New Health Insurance Portability and Accountability Act (HIPAA) regulations went into effect Sept. 23, following a grace period intended to give previously unaffected entities time to become compliant. The new rules attempt to improve privacy for personal medical records, tighten the definition of who can access private information and set new standards for what must be done in the event of a security breach.
While HIPAA has been around since 1996, it was reevaluated as part of the Genetic Information Nondiscrimination Act of 2008 and was overhauled during the Recovery and Reinvestment Act of 2009. The former sought to prevent the use of genetic information found in personal health documents from being used as means for denial of service or employment from healthcare providers and employers.
As of January 2013, so-called “covered entities” are responsible for protecting the privacy of patients and customers under HIPAA. Now that the grace period has elapsed, rules expand that same responsibility to “business associates.” “Covered entities” are defined as healthcare providers and insurers whereas “business associates” are defined as any additional personnel who may handle health records.
Regulations impose considerable fines for those that fail to comply, and can also result in criminal charges in the event of extreme negligence. Fines of up to $1 million are now possible within a single calendar year for repeat offenders.
According to The Wall Street Journal, in addition to more detailed definitions of who is responsible for what, the new regulations stipulate that those falling into the “business associates” category will be responsible for conducting risk analysis to discover any potential issues with the way they store sensitive information. They must also get out in front of any risks that may be coming down the pike. The rules will also apply to consultants and other third parties now considered part of the business associate category.
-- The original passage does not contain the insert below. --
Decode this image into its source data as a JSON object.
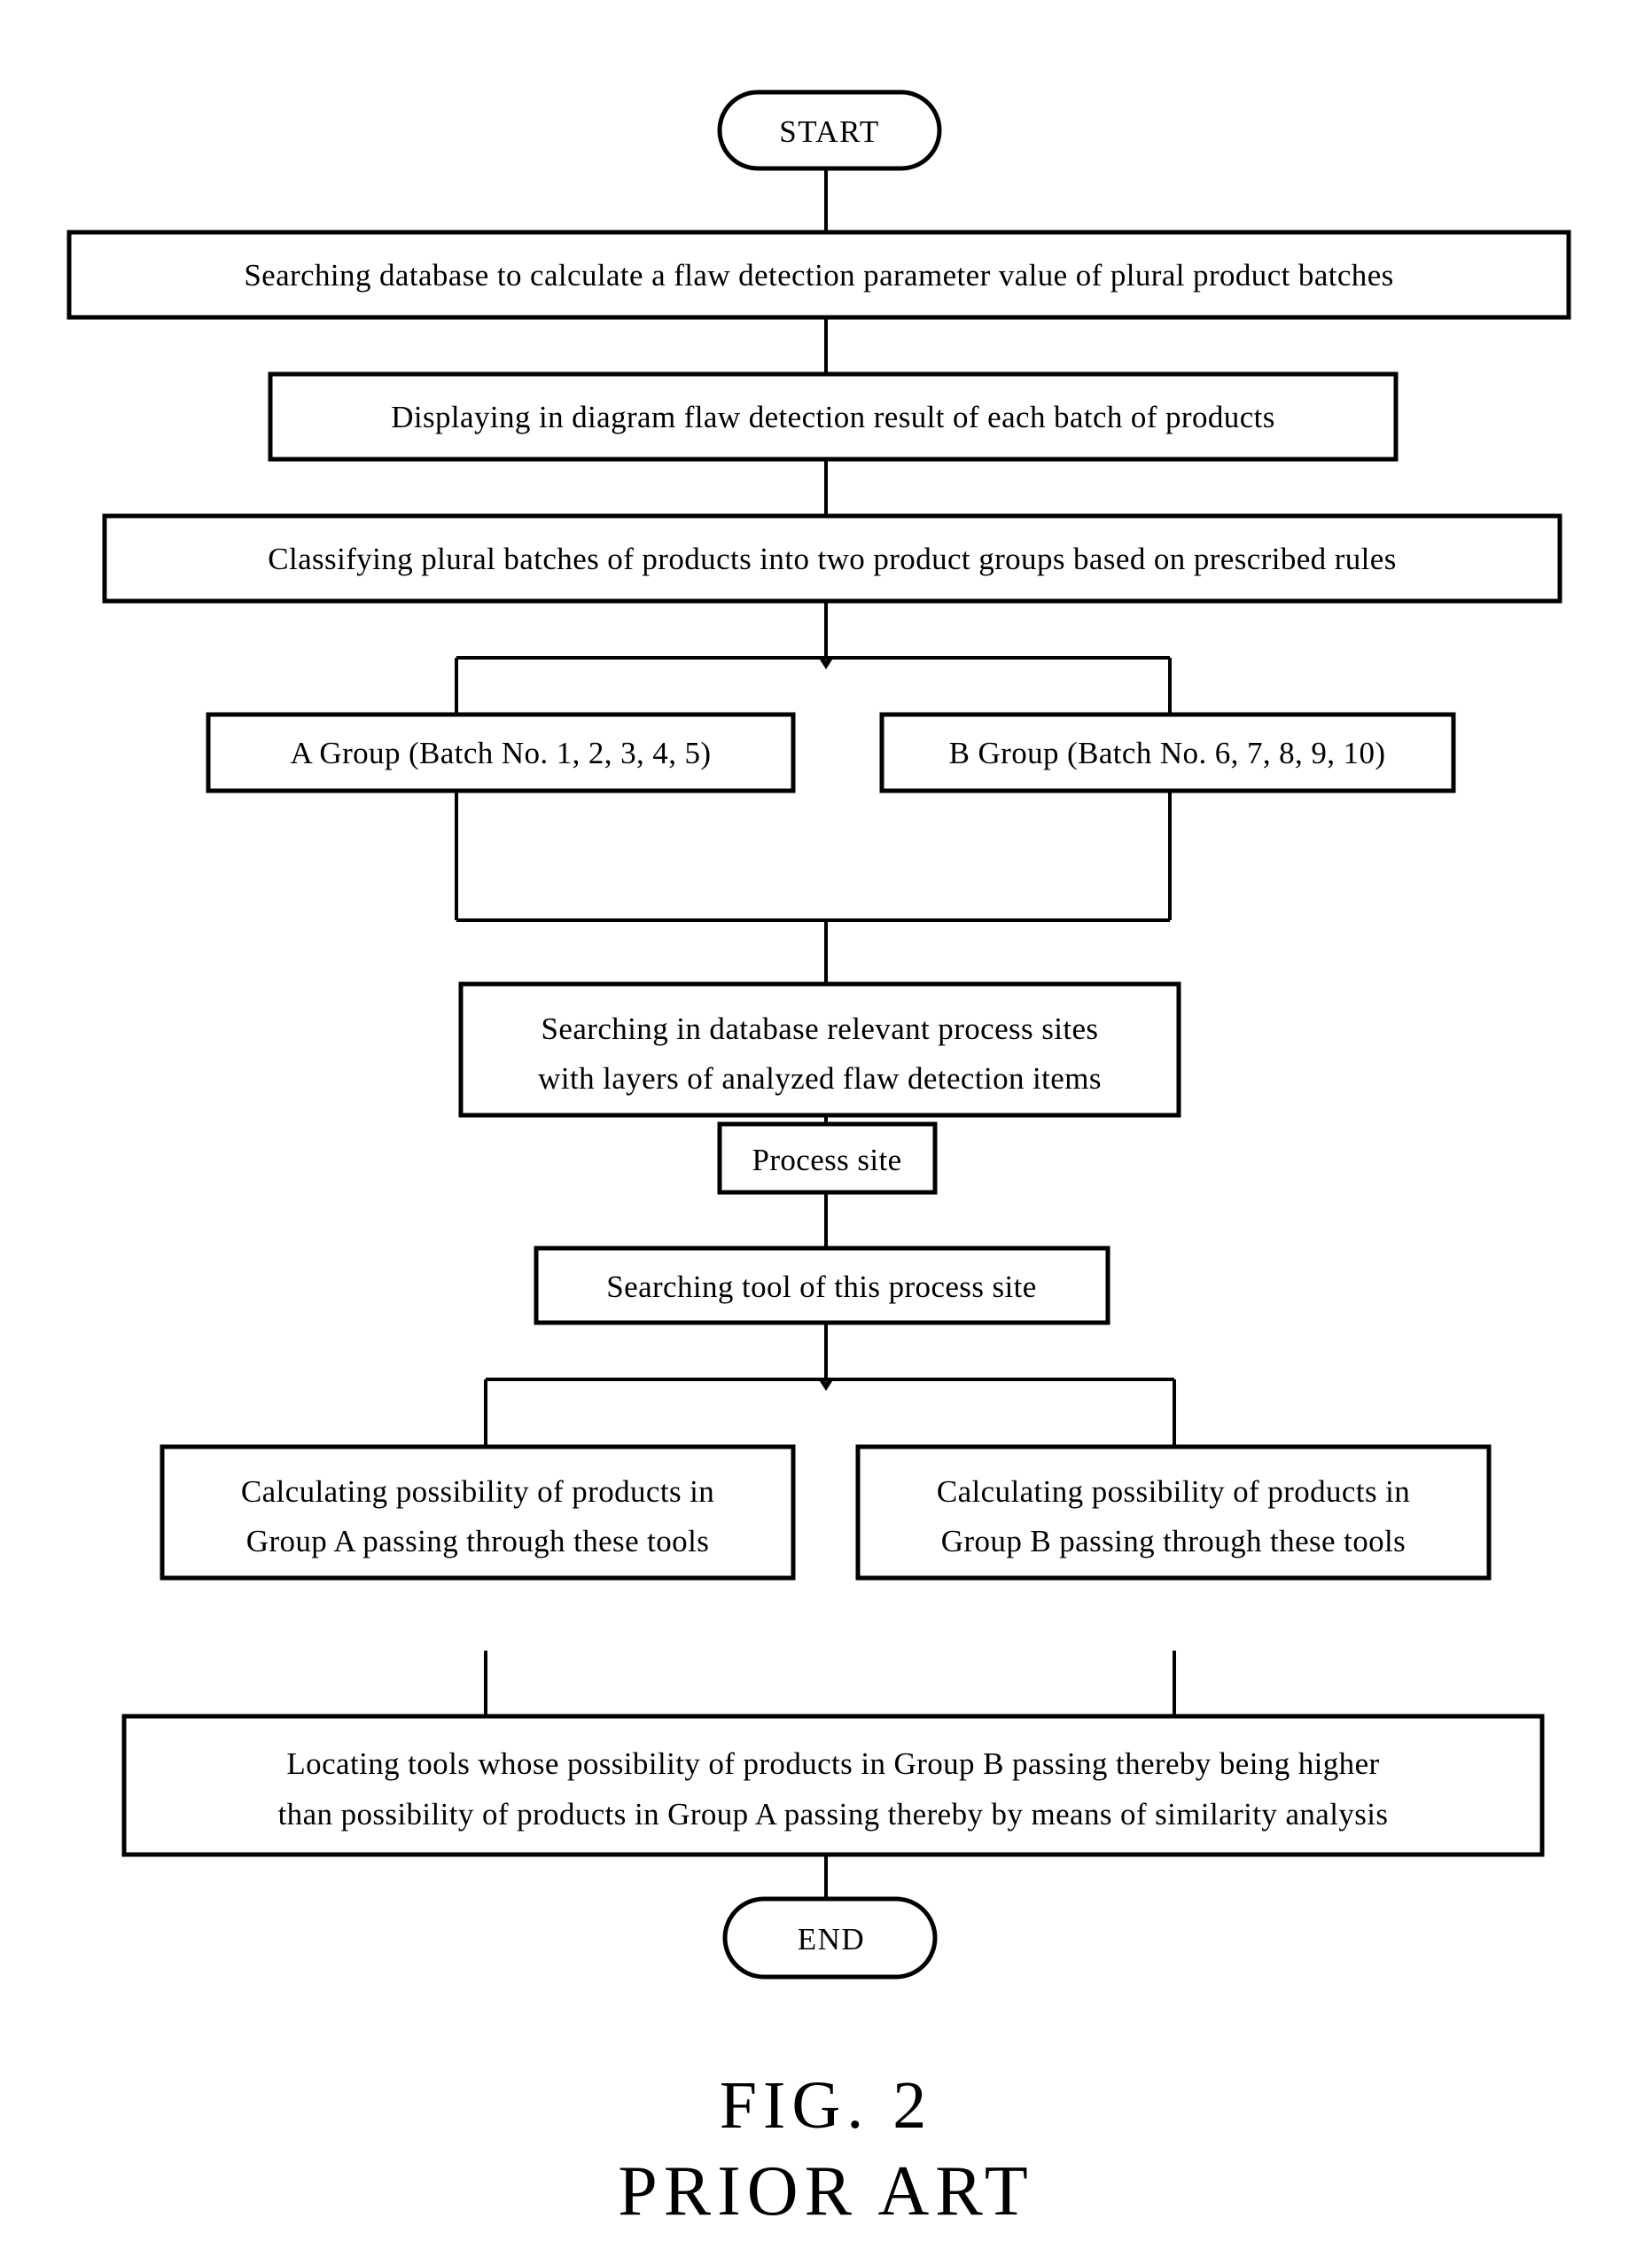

While fines won’t start immediately, the Department of Health and Human Services is expected to start auditing companies shortly. Those who are found to be out of compliance will be required to provide a tactical plan on how they expect to achieve compliance, or they will face the fines laid forth by HIPAA.